*** Opening of Working data ***

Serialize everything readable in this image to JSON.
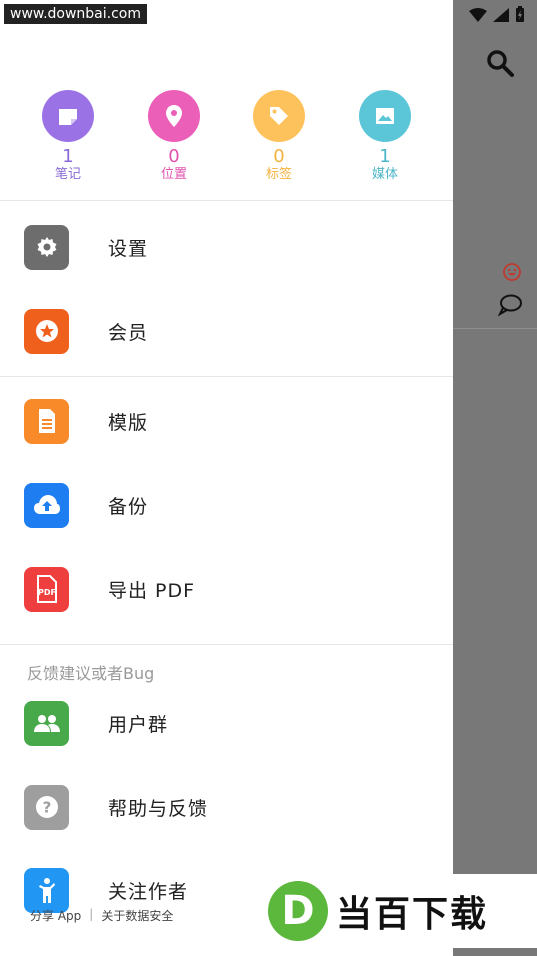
{
  "watermark": "www.downbai.com",
  "stats": [
    {
      "value": "1",
      "label": "笔记",
      "color": "#9b72e6",
      "text_color": "#8a6ad8",
      "icon": "note-icon"
    },
    {
      "value": "0",
      "label": "位置",
      "color": "#ec5fb8",
      "text_color": "#e053ad",
      "icon": "location-pin-icon"
    },
    {
      "value": "0",
      "label": "标签",
      "color": "#fdc25b",
      "text_color": "#f4b23f",
      "icon": "tag-icon"
    },
    {
      "value": "1",
      "label": "媒体",
      "color": "#5bc6d8",
      "text_color": "#4cb6c8",
      "icon": "image-icon"
    }
  ],
  "menu": {
    "settings": "设置",
    "membership": "会员",
    "templates": "模版",
    "backup": "备份",
    "export_pdf": "导出 PDF",
    "feedback_header": "反馈建议或者Bug",
    "user_group": "用户群",
    "help_feedback": "帮助与反馈",
    "follow_author": "关注作者"
  },
  "icon_colors": {
    "settings": "#6d6d6d",
    "membership": "#f0601d",
    "templates": "#f98a2a",
    "backup": "#1e7df0",
    "export_pdf": "#ee3e3e",
    "user_group": "#47a94a",
    "help_feedback": "#9e9e9e",
    "follow_author": "#2196f3"
  },
  "footer": {
    "share": "分享 App",
    "separator": "|",
    "data_security": "关于数据安全"
  },
  "logo": {
    "letter": "D",
    "text": "当百下载"
  }
}
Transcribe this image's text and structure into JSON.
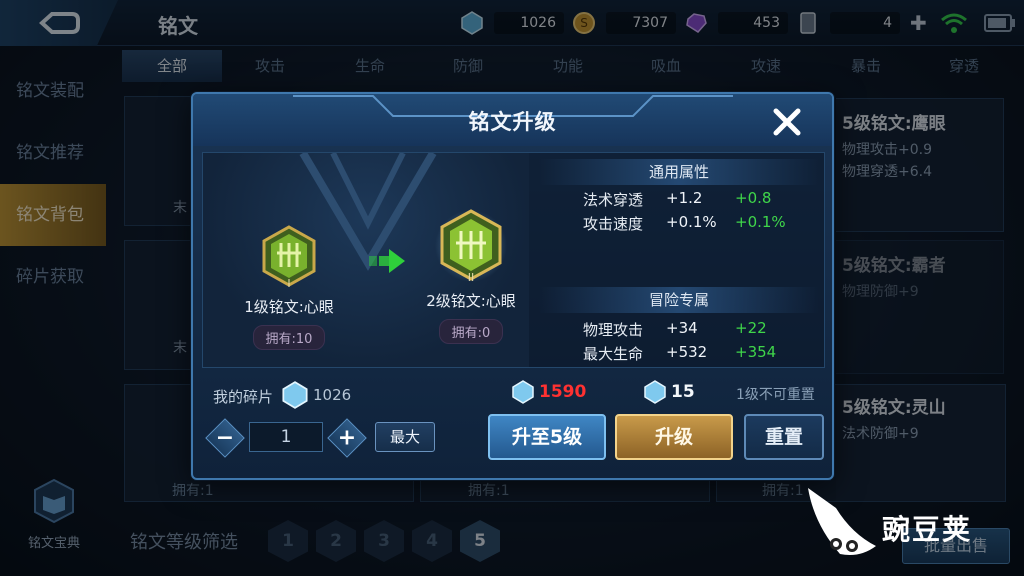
{
  "header": {
    "title": "铭文",
    "resources": [
      {
        "icon": "crystal-icon",
        "value": "1026"
      },
      {
        "icon": "gold-coin-icon",
        "value": "7307"
      },
      {
        "icon": "gem-icon",
        "value": "453"
      },
      {
        "icon": "card-icon",
        "value": "4"
      }
    ]
  },
  "tabs": [
    "全部",
    "攻击",
    "生命",
    "防御",
    "功能",
    "吸血",
    "攻速",
    "暴击",
    "穿透"
  ],
  "sidebar": [
    {
      "label": "铭文装配"
    },
    {
      "label": "铭文推荐"
    },
    {
      "label": "铭文背包"
    },
    {
      "label": "碎片获取"
    }
  ],
  "background_cards": {
    "left_partials": [
      "末",
      "末"
    ],
    "owned": [
      "拥有:1",
      "拥有:1",
      "拥有:1"
    ],
    "right": [
      {
        "title": "5级铭文:鹰眼",
        "lines": [
          "物理攻击+0.9",
          "物理穿透+6.4"
        ]
      },
      {
        "title": "5级铭文:霸者",
        "lines": [
          "物理防御+9"
        ]
      },
      {
        "title": "5级铭文:灵山",
        "lines": [
          "法术防御+9"
        ]
      }
    ]
  },
  "bottom": {
    "codex_label": "铭文宝典",
    "filter_label": "铭文等级筛选",
    "levels": [
      "1",
      "2",
      "3",
      "4",
      "5"
    ],
    "batch_button": "批量出售"
  },
  "modal": {
    "title": "铭文升级",
    "from": {
      "name": "1级铭文:心眼",
      "owned": "拥有:10",
      "roman": "I"
    },
    "to": {
      "name": "2级铭文:心眼",
      "owned": "拥有:0",
      "roman": "II"
    },
    "general_header": "通用属性",
    "general_stats": [
      {
        "key": "法术穿透",
        "value": "+1.2",
        "delta": "+0.8"
      },
      {
        "key": "攻击速度",
        "value": "+0.1%",
        "delta": "+0.1%"
      }
    ],
    "adventure_header": "冒险专属",
    "adventure_stats": [
      {
        "key": "物理攻击",
        "value": "+34",
        "delta": "+22"
      },
      {
        "key": "最大生命",
        "value": "+532",
        "delta": "+354"
      }
    ],
    "shards_label": "我的碎片",
    "shards_value": "1026",
    "quantity": "1",
    "max_button": "最大",
    "cost_to_max": "1590",
    "cost_single": "15",
    "note": "1级不可重置",
    "btn_upgrade_to_5": "升至5级",
    "btn_upgrade": "升级",
    "btn_reset": "重置"
  },
  "watermark": "豌豆荚",
  "colors": {
    "accent_blue": "#3f86c4",
    "gold": "#c89a4a",
    "delta_green": "#3fd64a",
    "cost_red": "#ff3131"
  }
}
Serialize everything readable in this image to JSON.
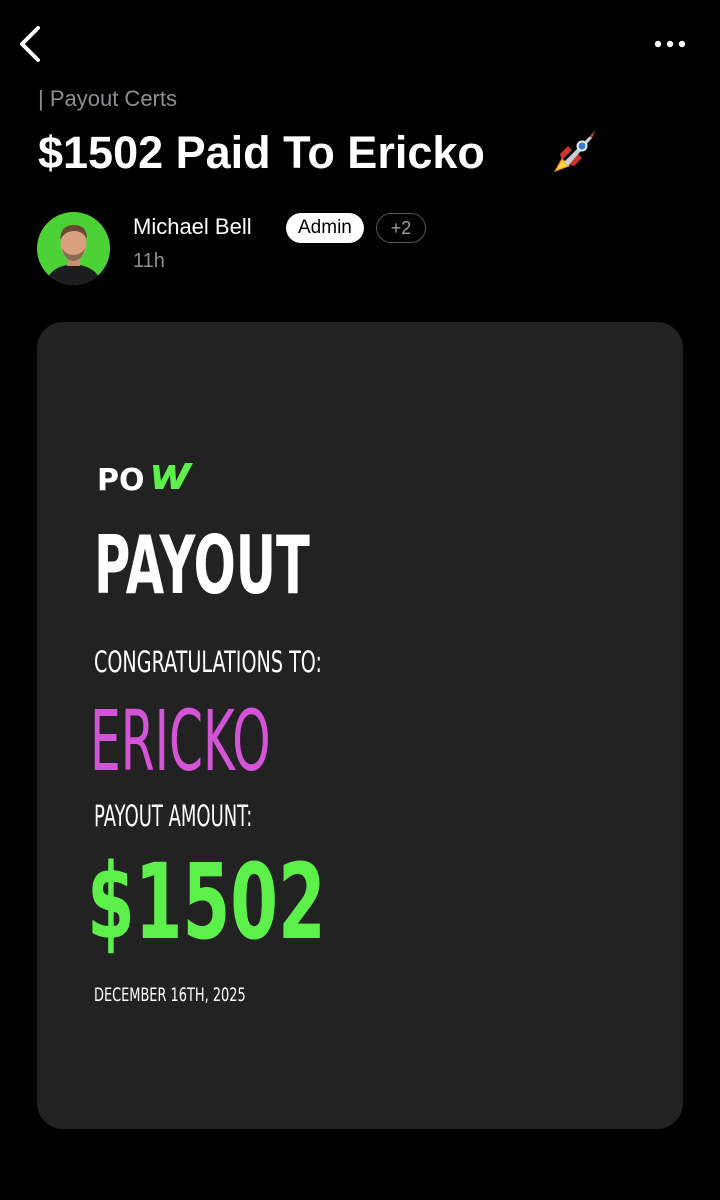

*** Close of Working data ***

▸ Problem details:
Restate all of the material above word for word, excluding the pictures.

▸ Response:
Serialize everything readable in this image to JSON.
{
  "watermark": "www.downbai.com",
  "stats": [
    {
      "value": "1",
      "label": "笔记",
      "color": "#9b72e6",
      "text_color": "#8a6ad8",
      "icon": "note-icon"
    },
    {
      "value": "0",
      "label": "位置",
      "color": "#ec5fb8",
      "text_color": "#e053ad",
      "icon": "location-pin-icon"
    },
    {
      "value": "0",
      "label": "标签",
      "color": "#fdc25b",
      "text_color": "#f4b23f",
      "icon": "tag-icon"
    },
    {
      "value": "1",
      "label": "媒体",
      "color": "#5bc6d8",
      "text_color": "#4cb6c8",
      "icon": "image-icon"
    }
  ],
  "menu": {
    "settings": "设置",
    "membership": "会员",
    "templates": "模版",
    "backup": "备份",
    "export_pdf": "导出 PDF",
    "feedback_header": "反馈建议或者Bug",
    "user_group": "用户群",
    "help_feedback": "帮助与反馈",
    "follow_author": "关注作者"
  },
  "icon_colors": {
    "settings": "#6d6d6d",
    "membership": "#f0601d",
    "templates": "#f98a2a",
    "backup": "#1e7df0",
    "export_pdf": "#ee3e3e",
    "user_group": "#47a94a",
    "help_feedback": "#9e9e9e",
    "follow_author": "#2196f3"
  },
  "footer": {
    "share": "分享 App",
    "separator": "|",
    "data_security": "关于数据安全"
  },
  "logo": {
    "letter": "D",
    "text": "当百下载"
  }
}
Transcribe this image's text and structure into JSON.
{
  "header": {
    "title": "铭文",
    "resources": [
      {
        "icon": "crystal-icon",
        "value": "1026"
      },
      {
        "icon": "gold-coin-icon",
        "value": "7307"
      },
      {
        "icon": "gem-icon",
        "value": "453"
      },
      {
        "icon": "card-icon",
        "value": "4"
      }
    ]
  },
  "tabs": [
    "全部",
    "攻击",
    "生命",
    "防御",
    "功能",
    "吸血",
    "攻速",
    "暴击",
    "穿透"
  ],
  "sidebar": [
    {
      "label": "铭文装配"
    },
    {
      "label": "铭文推荐"
    },
    {
      "label": "铭文背包"
    },
    {
      "label": "碎片获取"
    }
  ],
  "background_cards": {
    "left_partials": [
      "末",
      "末"
    ],
    "owned": [
      "拥有:1",
      "拥有:1",
      "拥有:1"
    ],
    "right": [
      {
        "title": "5级铭文:鹰眼",
        "lines": [
          "物理攻击+0.9",
          "物理穿透+6.4"
        ]
      },
      {
        "title": "5级铭文:霸者",
        "lines": [
          "物理防御+9"
        ]
      },
      {
        "title": "5级铭文:灵山",
        "lines": [
          "法术防御+9"
        ]
      }
    ]
  },
  "bottom": {
    "codex_label": "铭文宝典",
    "filter_label": "铭文等级筛选",
    "levels": [
      "1",
      "2",
      "3",
      "4",
      "5"
    ],
    "batch_button": "批量出售"
  },
  "modal": {
    "title": "铭文升级",
    "from": {
      "name": "1级铭文:心眼",
      "owned": "拥有:10",
      "roman": "I"
    },
    "to": {
      "name": "2级铭文:心眼",
      "owned": "拥有:0",
      "roman": "II"
    },
    "general_header": "通用属性",
    "general_stats": [
      {
        "key": "法术穿透",
        "value": "+1.2",
        "delta": "+0.8"
      },
      {
        "key": "攻击速度",
        "value": "+0.1%",
        "delta": "+0.1%"
      }
    ],
    "adventure_header": "冒险专属",
    "adventure_stats": [
      {
        "key": "物理攻击",
        "value": "+34",
        "delta": "+22"
      },
      {
        "key": "最大生命",
        "value": "+532",
        "delta": "+354"
      }
    ],
    "shards_label": "我的碎片",
    "shards_value": "1026",
    "quantity": "1",
    "max_button": "最大",
    "cost_to_max": "1590",
    "cost_single": "15",
    "note": "1级不可重置",
    "btn_upgrade_to_5": "升至5级",
    "btn_upgrade": "升级",
    "btn_reset": "重置"
  },
  "watermark": "豌豆荚",
  "colors": {
    "accent_blue": "#3f86c4",
    "gold": "#c89a4a",
    "delta_green": "#3fd64a",
    "cost_red": "#ff3131"
  }
}
Serialize everything readable in this image to JSON.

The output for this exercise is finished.